I must create a system, or be enslaved by another man's. I will not reason and compare: my business is to create.

- William Blake

Monday, August 08, 2022

Quick d20 skills thought: trying again, critical failures and climbing

 After a quick d6 detour, let's go back to 1d20 skills.

As we've seem, climbing is a bit odd, because of the big chances of success from level 1. The motive is probably a practical one: the consequences of failure are dire. From the OSE SRD:
A roll is required for each 100’ to be climbed. If the roll fails, the thief falls at the halfway point, suffering falling damage.
So, to climb one kilometer, you have ten attempts, and you'll probably die. Those "good" probabilities are not looking so good right now.

And if you make it 1d20+level... things get even worse.


Consider one alternative. Say, 1d20+level, try to get 20. This means 10% chance of success on level 1. BUT. Failure means you're STUCK. A natural 1 means you fall.

And you can try again. Multiple times. But if you roll a 1...

(This works well for dangerous skills, but I usually DO NOT like critical failures when fighting. Except, maybe, for a particularly dangerous maneuver).

Have you ever tried rock climbing? If there is no way to continue, you can usually just climb back. Falling doesn't happen so often (but, when it does, it can be deadly).

Another thing to consider: if you're climbing a mountain, you're not looking for the most vertical wall to climb (unless you're doing it for sport)... probably the opposite. If you fall, you are unlikely to fall ALL THE WAY down. Maybe there is some chance you'll fall to a lower point. Say, a 100' fall (or, even better, 1d20x10'). Which will kill most characters, but not all.

This works well for climbing. But is also a great system for thief skills in general: try multiple times, but a natural 1 means disaster. Looking or disarming traps? Guess what, the trap got to you first. Lockpicking? You broke your set of picks. Hearing noise? You're pretty sure you didn't hear anything, and if there IS someone there, he heard you instead! Reading magic scrolls? The system works perfectly!

This "solves" thieves' skills in two ways: it makes them more effective (multiple attempts) while making disastrous failure less likely (only 5%... at first).

If you want to add tension (and agency), you can always offer your players a hard choice after they fail two or three times. It works with climbing, but also traps, lockpicking, and so on.
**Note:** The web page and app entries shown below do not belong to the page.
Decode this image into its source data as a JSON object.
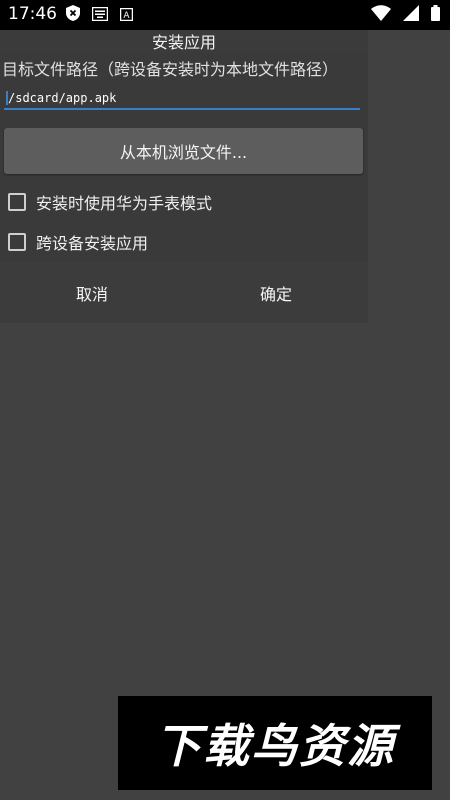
{
  "status_bar": {
    "time": "17:46",
    "left_icons": [
      "shield-x-icon",
      "notification-list-icon",
      "font-a-icon"
    ],
    "right_icons": [
      "wifi-icon",
      "signal-icon",
      "battery-icon"
    ],
    "font_icon_label": "A"
  },
  "dialog": {
    "title": "安装应用",
    "subtitle": "目标文件路径（跨设备安装时为本地文件路径）",
    "path_value": "/sdcard/app.apk",
    "browse_label": "从本机浏览文件...",
    "checkboxes": [
      {
        "label": "安装时使用华为手表模式",
        "checked": false
      },
      {
        "label": "跨设备安装应用",
        "checked": false
      }
    ],
    "cancel_label": "取消",
    "ok_label": "确定"
  },
  "watermark": {
    "text": "下载鸟资源"
  },
  "colors": {
    "accent": "#3a7ec9",
    "background": "#414141",
    "dialog": "#3a3a3a"
  }
}
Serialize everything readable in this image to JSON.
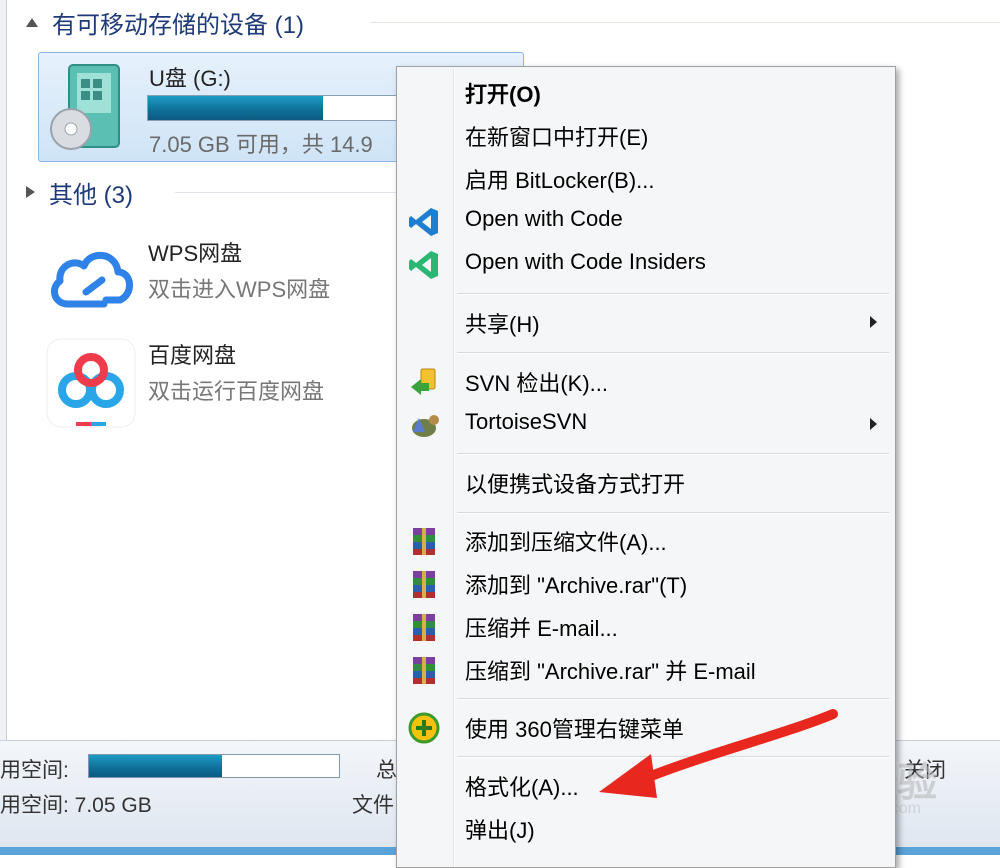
{
  "removable": {
    "header": "有可移动存储的设备 (1)",
    "drive": {
      "name": "U盘 (G:)",
      "free_text": "7.05 GB 可用，共 14.9",
      "used_fraction": 0.53
    }
  },
  "other": {
    "header": "其他 (3)",
    "items": [
      {
        "name": "WPS网盘",
        "desc": "双击进入WPS网盘",
        "icon": "wps-cloud-icon"
      },
      {
        "name": "百度网盘",
        "desc": "双击运行百度网盘",
        "icon": "baidu-netdisk-icon"
      }
    ]
  },
  "status_bar": {
    "used_label": "用空间:",
    "free_label": "用空间: 7.05 GB",
    "total_label": "总",
    "fs_label": "文件",
    "close_label": "关闭",
    "used_fraction": 0.53
  },
  "context_menu": {
    "items": [
      {
        "label": "打开(O)",
        "bold": true
      },
      {
        "label": "在新窗口中打开(E)"
      },
      {
        "label": "启用 BitLocker(B)..."
      },
      {
        "label": "Open with Code",
        "icon": "vscode-icon"
      },
      {
        "label": "Open with Code Insiders",
        "icon": "vscode-insiders-icon"
      },
      {
        "label": "共享(H)",
        "submenu": true
      },
      {
        "label": "SVN 检出(K)...",
        "icon": "svn-checkout-icon"
      },
      {
        "label": "TortoiseSVN",
        "icon": "tortoisesvn-icon",
        "submenu": true
      },
      {
        "label": "以便携式设备方式打开"
      },
      {
        "label": "添加到压缩文件(A)...",
        "icon": "winrar-icon"
      },
      {
        "label": "添加到 \"Archive.rar\"(T)",
        "icon": "winrar-icon"
      },
      {
        "label": "压缩并 E-mail...",
        "icon": "winrar-icon"
      },
      {
        "label": "压缩到 \"Archive.rar\" 并 E-mail",
        "icon": "winrar-icon"
      },
      {
        "label": "使用 360管理右键菜单",
        "icon": "360-icon"
      },
      {
        "label": "格式化(A)..."
      },
      {
        "label": "弹出(J)"
      }
    ]
  },
  "watermark": {
    "brand": "Bai 经验",
    "url": "jingyan.baidu.com"
  },
  "colors": {
    "accent": "#0f6e97",
    "annotation_arrow": "#e8281e",
    "header_text": "#1e3a78"
  }
}
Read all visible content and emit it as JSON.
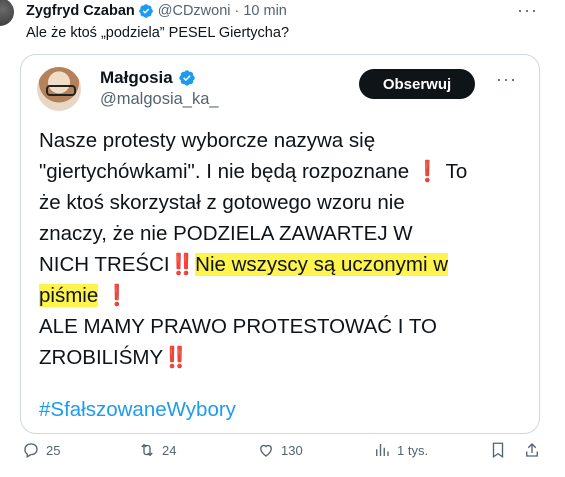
{
  "outer_tweet": {
    "author_name": "Zygfryd Czaban",
    "handle": "@CDzwoni",
    "separator": "·",
    "time": "10 min",
    "text": "Ale że ktoś „podziela” PESEL Giertycha?"
  },
  "quoted_tweet": {
    "author_name": "Małgosia",
    "handle": "@malgosia_ka_",
    "follow_label": "Obserwuj",
    "lines": {
      "l1": "Nasze protesty wyborcze nazywa się",
      "l2a": "\"giertychówkami\". I nie będą rozpoznane",
      "l2b": "To",
      "l3": "że ktoś skorzystał z gotowego wzoru nie",
      "l4": "znaczy, że nie PODZIELA ZAWARTEJ W",
      "l5a": "NICH TREŚCI",
      "l5b": "Nie wszyscy są uczonymi w",
      "l6a": "piśmie",
      "l7": "ALE MAMY PRAWO PROTESTOWAĆ I TO",
      "l8a": "ZROBILIŚMY"
    },
    "emoji": {
      "single": "❗",
      "double": "‼️"
    },
    "hashtag": "#SfałszowaneWybory",
    "highlight_color": "#fff34d"
  },
  "actions": {
    "replies": "25",
    "reposts": "24",
    "likes": "130",
    "views": "1 tys."
  },
  "icons": [
    "verified-badge-icon",
    "more-icon",
    "reply-icon",
    "repost-icon",
    "like-icon",
    "views-icon",
    "share-icon"
  ],
  "colors": {
    "text": "#0f1419",
    "secondary": "#536471",
    "link": "#1d9bf0",
    "verified": "#1d9bf0",
    "button_bg": "#0f1419"
  }
}
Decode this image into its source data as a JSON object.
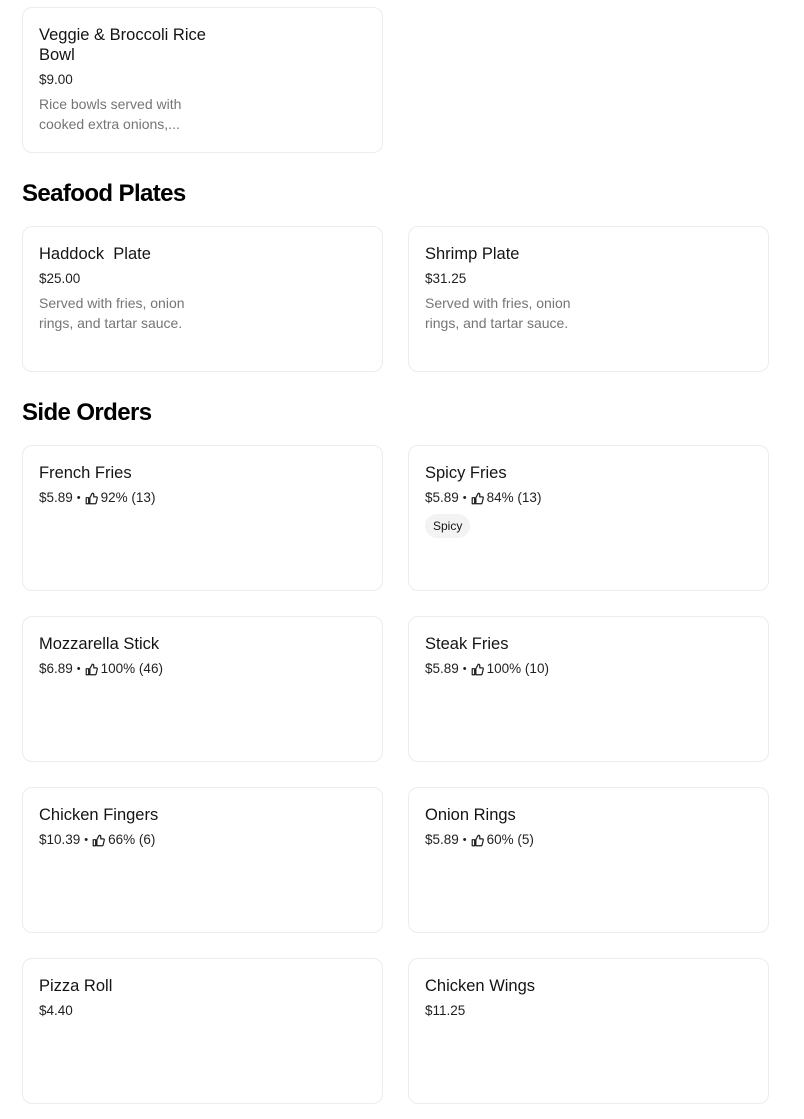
{
  "top_item": {
    "name": "Veggie & Broccoli Rice Bowl",
    "price": "$9.00",
    "description": "Rice bowls served with cooked extra onions,..."
  },
  "seafood": {
    "title": "Seafood Plates",
    "items": [
      {
        "name": "Haddock  Plate",
        "price": "$25.00",
        "description": "Served with fries, onion rings, and tartar sauce."
      },
      {
        "name": "Shrimp Plate",
        "price": "$31.25",
        "description": "Served with fries, onion rings, and tartar sauce."
      }
    ]
  },
  "sides": {
    "title": "Side Orders",
    "items": [
      {
        "name": "French Fries",
        "price": "$5.89",
        "sep": "•",
        "rating": "92% (13)"
      },
      {
        "name": "Spicy Fries",
        "price": "$5.89",
        "sep": "•",
        "rating": "84% (13)",
        "badge": "Spicy"
      },
      {
        "name": "Mozzarella Stick",
        "price": "$6.89",
        "sep": "•",
        "rating": "100% (46)"
      },
      {
        "name": "Steak Fries",
        "price": "$5.89",
        "sep": "•",
        "rating": "100% (10)"
      },
      {
        "name": "Chicken Fingers",
        "price": "$10.39",
        "sep": "•",
        "rating": "66% (6)"
      },
      {
        "name": "Onion Rings",
        "price": "$5.89",
        "sep": "•",
        "rating": "60% (5)"
      },
      {
        "name": "Pizza Roll",
        "price": "$4.40"
      },
      {
        "name": "Chicken Wings",
        "price": "$11.25"
      }
    ]
  },
  "icons": {
    "rating": "thumbs-up-icon"
  }
}
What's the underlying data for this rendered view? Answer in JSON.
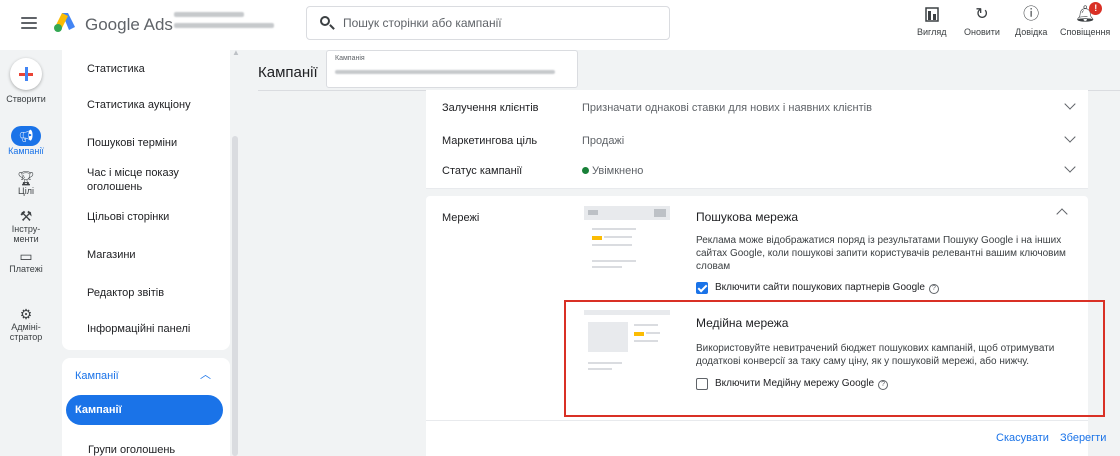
{
  "header": {
    "app_name": "Google Ads",
    "search_placeholder": "Пошук сторінки або кампанії",
    "actions": [
      {
        "label": "Вигляд",
        "icon": "view-icon"
      },
      {
        "label": "Оновити",
        "icon": "refresh-icon"
      },
      {
        "label": "Довідка",
        "icon": "help-icon"
      },
      {
        "label": "Сповіщення",
        "icon": "bell-icon",
        "badge": "!"
      }
    ]
  },
  "rail": {
    "create": "Створити",
    "items": [
      {
        "label": "Кампанії",
        "icon": "megaphone-icon"
      },
      {
        "label": "Цілі",
        "icon": "trophy-icon"
      },
      {
        "label": "Інстру-менти",
        "line1": "Інстру-",
        "line2": "менти",
        "icon": "tools-icon"
      },
      {
        "label": "Платежі",
        "icon": "card-icon"
      },
      {
        "label": "Адміні-стратор",
        "line1": "Адміні-",
        "line2": "стратор",
        "icon": "gear-icon"
      }
    ]
  },
  "sidenav": {
    "items": [
      "Статистика",
      "Статистика аукціону",
      "Пошукові терміни",
      "Час і місце показу оголошень",
      "Цільові сторінки",
      "Магазини",
      "Редактор звітів",
      "Інформаційні панелі"
    ],
    "group_header": "Кампанії",
    "group_active": "Кампанії",
    "group_item": "Групи оголошень"
  },
  "main": {
    "page_title": "Кампанії",
    "campaign_selector_label": "Кампанія",
    "rows": [
      {
        "label": "Залучення клієнтів",
        "value": "Призначати однакові ставки для нових і наявних клієнтів"
      },
      {
        "label": "Маркетингова ціль",
        "value": "Продажі"
      },
      {
        "label": "Статус кампанії",
        "value": "Увімкнено"
      }
    ],
    "networks": {
      "label": "Мережі",
      "search": {
        "title": "Пошукова мережа",
        "desc_lines": [
          "Реклама може відображатися поряд із результатами Пошуку Google і на інших",
          "сайтах Google, коли пошукові запити користувачів релевантні вашим ключовим",
          "словам"
        ],
        "checkbox_label": "Включити сайти пошукових партнерів Google",
        "checked": true
      },
      "display": {
        "title": "Медійна мережа",
        "desc_lines": [
          "Використовуйте невитрачений бюджет пошукових кампаній, щоб отримувати",
          "додаткові конверсії за таку саму ціну, як у пошуковій мережі, або нижчу."
        ],
        "checkbox_label": "Включити Медійну мережу Google",
        "checked": false
      }
    },
    "cancel": "Скасувати",
    "save": "Зберегти"
  },
  "colors": {
    "primary": "#1a73e8",
    "status_green": "#188038",
    "highlight_red": "#d93025",
    "accent_yellow": "#fbbc04"
  }
}
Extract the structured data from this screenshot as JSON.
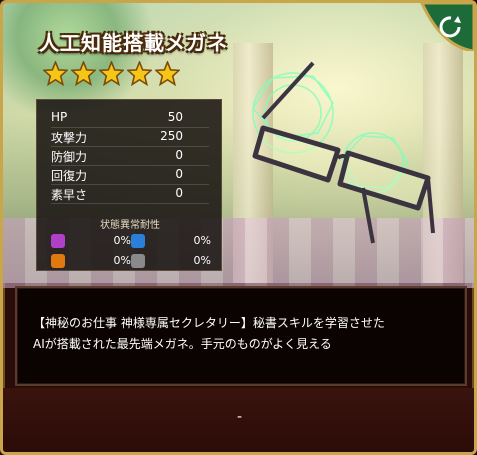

"Okay, there is nowhere to hold your hands... except if you jump a few feet to the die. You need 10 or more to succeed, but if you fail, you fall... What do you do?"


  1. I prefer the %-based skills but use a similar system - multiple attempts, but fail on doubles and something bad happens.

    1. Nice! "Fail on doubles" is even better than 1-in-20 because the chances of disastrous failure are smaller as you get better at climbing.

  2. There are some interesting things that can be done with this system, for a modest increase in complexity. For instance, you can increase the chance of critical failure for each subsequent attempt at something, possibly while also decreasing the target number for success; e.g. the more you try, the more likely you are to finally succeed, but the danger also increases. Do you take another crack at it, or accept failure and move on...?

    1. Good idea! That would be interesting - an "escalation" of sorts. Would be nice to avoid trying the same things half a dozen times.